Tuesday, July 28, 2015

The Art of El Donald, He's Waiting for His Republi-CON Deal

UPDATE:  "There is nothing secret about the nativist views of Donald Trump, a dyspeptic business tycoon running for the Republican presidential nomination. His finger-jabbing speeches about Mexican rapists and murderers, flowing across the border “like water”, and American jobs being shipped to China have taken him to the top of most polls. More dismaying, his apparent popularity has unmanned more conventional presidential rivals, only some of whom have chided him for his bigotry. . .

The Trump surge has been startling. After all, lots of conservatives growl about immigrants changing America, and shops full of cheap Chinese goods, without enjoying such success. Mr Trump is funding his campaign himself, which means he has no need to flatter donors. Is it this outsider status as a non-politician that marks him out? Or perhaps the unfiltered quality of his rage?

The Trump technique involves confiding in unhappy Americans that they are victims of a plot—and a plot, what is more, that could be easily thwarted. In his telling, scheming foreign governments have outwitted a soft political elite in Washington and preyed on America’s openness and generosity. He is tapping into a political tradition with deep roots. The Know-Nothings are only one example. The “America First” movement of the early 1940s accused decadent Europeans and well-connected Jews of conspiring to drag America into a new world war. In the 1960s the John Birch Society saw communist cunning at every turn."

Read The Economist, El Donald

The article includes an interesting historical reminder, which I forgot if I ever heard:

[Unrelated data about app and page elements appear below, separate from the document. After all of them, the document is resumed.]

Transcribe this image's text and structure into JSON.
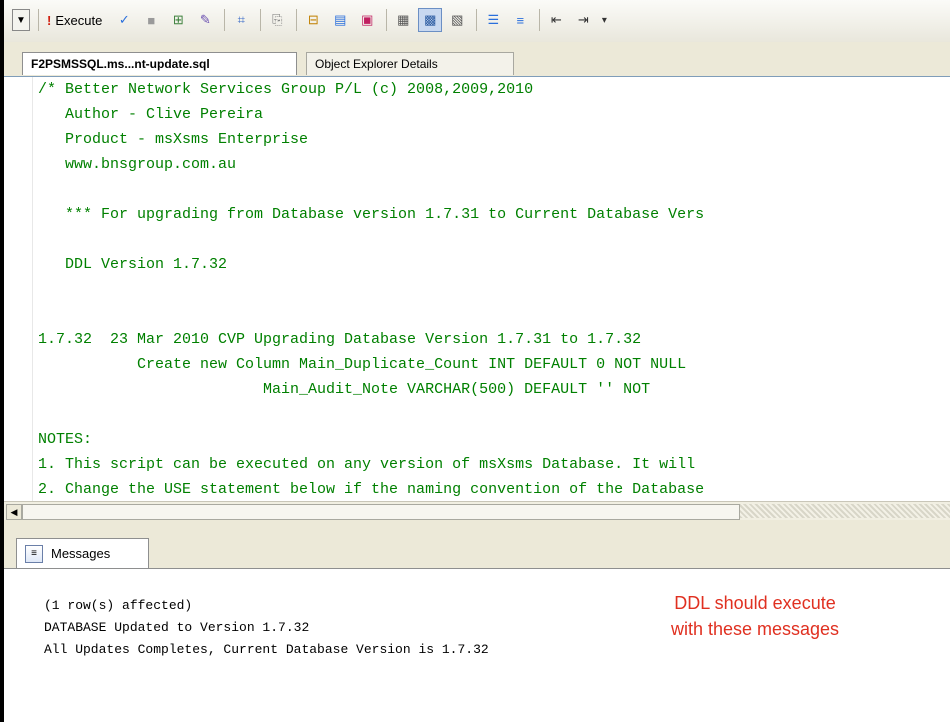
{
  "toolbar": {
    "execute_label": "Execute",
    "buttons": [
      "dropdown",
      "execute",
      "parse",
      "cancel",
      "display-plan",
      "query-options",
      "intellisense",
      "results-text",
      "results-grid",
      "results-file",
      "comment",
      "uncomment",
      "decrease-indent",
      "increase-indent"
    ]
  },
  "editor": {
    "tabs": [
      {
        "label": "F2PSMSSQL.ms...nt-update.sql",
        "active": true
      },
      {
        "label": "Object Explorer Details",
        "active": false
      }
    ],
    "code_lines": [
      "/* Better Network Services Group P/L (c) 2008,2009,2010",
      "   Author - Clive Pereira",
      "   Product - msXsms Enterprise",
      "   www.bnsgroup.com.au",
      "",
      "   *** For upgrading from Database version 1.7.31 to Current Database Vers",
      "",
      "   DDL Version 1.7.32",
      "",
      "",
      "1.7.32  23 Mar 2010 CVP Upgrading Database Version 1.7.31 to 1.7.32",
      "           Create new Column Main_Duplicate_Count INT DEFAULT 0 NOT NULL",
      "                         Main_Audit_Note VARCHAR(500) DEFAULT '' NOT",
      "",
      "NOTES:",
      "1. This script can be executed on any version of msXsms Database. It will",
      "2. Change the USE statement below if the naming convention of the Database"
    ]
  },
  "messages_panel": {
    "tab_label": "Messages",
    "lines": [
      "(1 row(s) affected)",
      "DATABASE Updated to Version 1.7.32",
      "All Updates Completes, Current Database Version is 1.7.32"
    ],
    "annotation_line1": "DDL should execute",
    "annotation_line2": "with these messages"
  },
  "colors": {
    "code_comment": "#008000",
    "annotation": "#e03020"
  }
}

"IT WAS a winter night in 1854 when nine men broke into the building site of the Washington Monument, stole a slab of marble and—according to a later confession—heaved it into the Potomac river. The stone, which once belonged to the Temple of Concord in Rome, was a gift from Pope Pius IX. The attackers belonged to an anti-Catholic political movement, nicknamed “Know-Nothings” on account of their strict code of secrecy. Their movement considered Catholic immigrants a menace to the republic. At its peak, followers included dozens of congressmen, some governors and an ex-president. The Know-Nothings feared that the papal stone was a coded call to arms, sent to spark an immigrant uprising. Their vandalism helped to halt the monument’s construction for years. To this day a change in stone colour, part-way up the obelisk, betrays that nativist moment."

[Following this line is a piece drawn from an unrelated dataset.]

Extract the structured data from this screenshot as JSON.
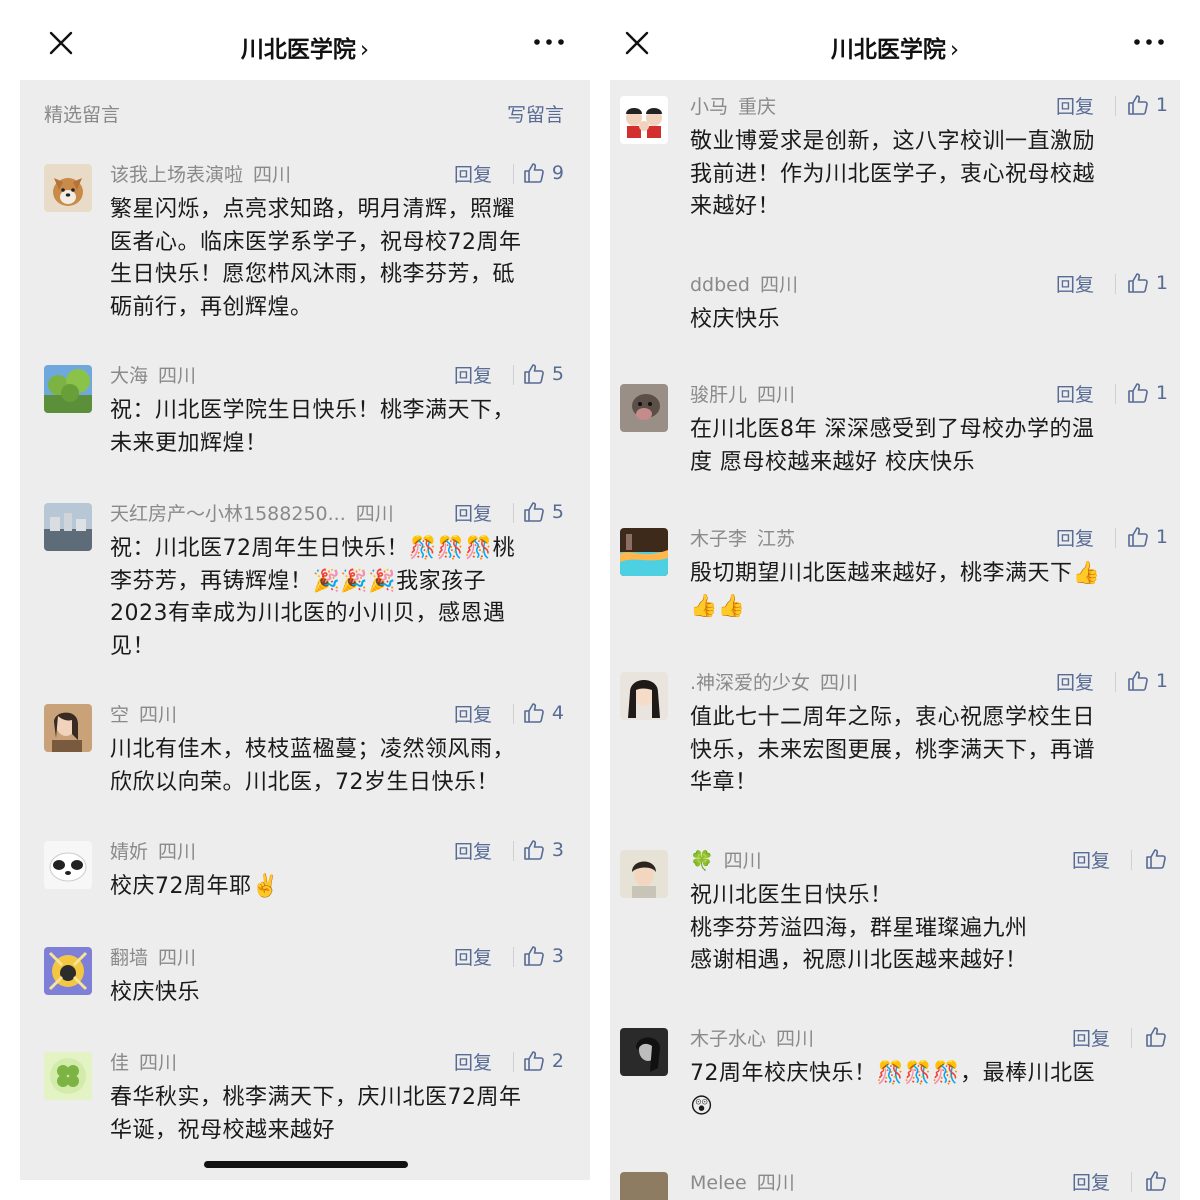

"Mr Trump is in the real-estate business, an industry rife with red tape, in which a little political leverage can be worth a fortune. . .

You'd have to be astoundingly brazen to run for president, churning up toxic xenophobic sentiments, just to get the political leverage to win a huge tax break, or to build a casino or to stop somebody else's casino. But Mr Trump is neither a meek nor public-spirited man. And, astonishingly enough, he may have actually succeeded in putting the Republican Party in a corner.

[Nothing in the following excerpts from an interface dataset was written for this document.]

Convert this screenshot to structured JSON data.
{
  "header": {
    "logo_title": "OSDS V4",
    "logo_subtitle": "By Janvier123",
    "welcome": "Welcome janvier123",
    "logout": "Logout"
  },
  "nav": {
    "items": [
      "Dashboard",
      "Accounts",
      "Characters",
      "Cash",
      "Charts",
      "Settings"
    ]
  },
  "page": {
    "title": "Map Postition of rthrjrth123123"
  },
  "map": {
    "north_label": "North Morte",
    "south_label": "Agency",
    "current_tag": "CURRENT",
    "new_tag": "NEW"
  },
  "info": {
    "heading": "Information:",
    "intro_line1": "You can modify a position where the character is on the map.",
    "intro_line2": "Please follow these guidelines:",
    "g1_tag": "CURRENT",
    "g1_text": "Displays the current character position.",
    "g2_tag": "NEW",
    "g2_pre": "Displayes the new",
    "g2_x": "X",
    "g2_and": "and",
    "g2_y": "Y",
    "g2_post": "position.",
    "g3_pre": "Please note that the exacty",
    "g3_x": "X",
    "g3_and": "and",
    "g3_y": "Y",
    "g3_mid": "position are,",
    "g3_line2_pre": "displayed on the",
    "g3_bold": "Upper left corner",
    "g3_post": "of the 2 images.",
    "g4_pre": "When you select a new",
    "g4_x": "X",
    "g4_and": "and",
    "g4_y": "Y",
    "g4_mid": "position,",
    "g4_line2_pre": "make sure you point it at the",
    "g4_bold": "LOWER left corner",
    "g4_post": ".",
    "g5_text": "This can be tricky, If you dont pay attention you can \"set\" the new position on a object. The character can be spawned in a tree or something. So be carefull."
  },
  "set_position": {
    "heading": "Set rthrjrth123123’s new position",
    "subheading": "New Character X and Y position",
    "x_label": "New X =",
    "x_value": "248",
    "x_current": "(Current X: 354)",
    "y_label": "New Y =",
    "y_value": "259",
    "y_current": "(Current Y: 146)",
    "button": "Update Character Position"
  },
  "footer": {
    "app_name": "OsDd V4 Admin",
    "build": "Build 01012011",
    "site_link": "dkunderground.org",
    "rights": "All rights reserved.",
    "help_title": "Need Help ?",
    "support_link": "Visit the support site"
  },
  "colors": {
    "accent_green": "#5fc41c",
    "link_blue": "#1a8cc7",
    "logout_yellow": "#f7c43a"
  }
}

If cutting a sweet deal is what Mr Trump was aiming to do all along, we might have to admit that he is more than the attention-seeking buffoon he appears to be. It may be that he is a attention-seeking, buffoonish genius.  In any case, Mr Trump has floated the possibility that he may try to wreck the Republican Party's presidential chances unless it coughs up a little 'fair' treatment, whatever that means. If the GOP doesn't think it can neutralise Mr Trump's threat of a third-party run by utterly demolishing his reputation, then they're going to have to consider a little fairness. Not a bad month's work for Mr Trump."

Read The Economist, Donald Trump's brazen genius.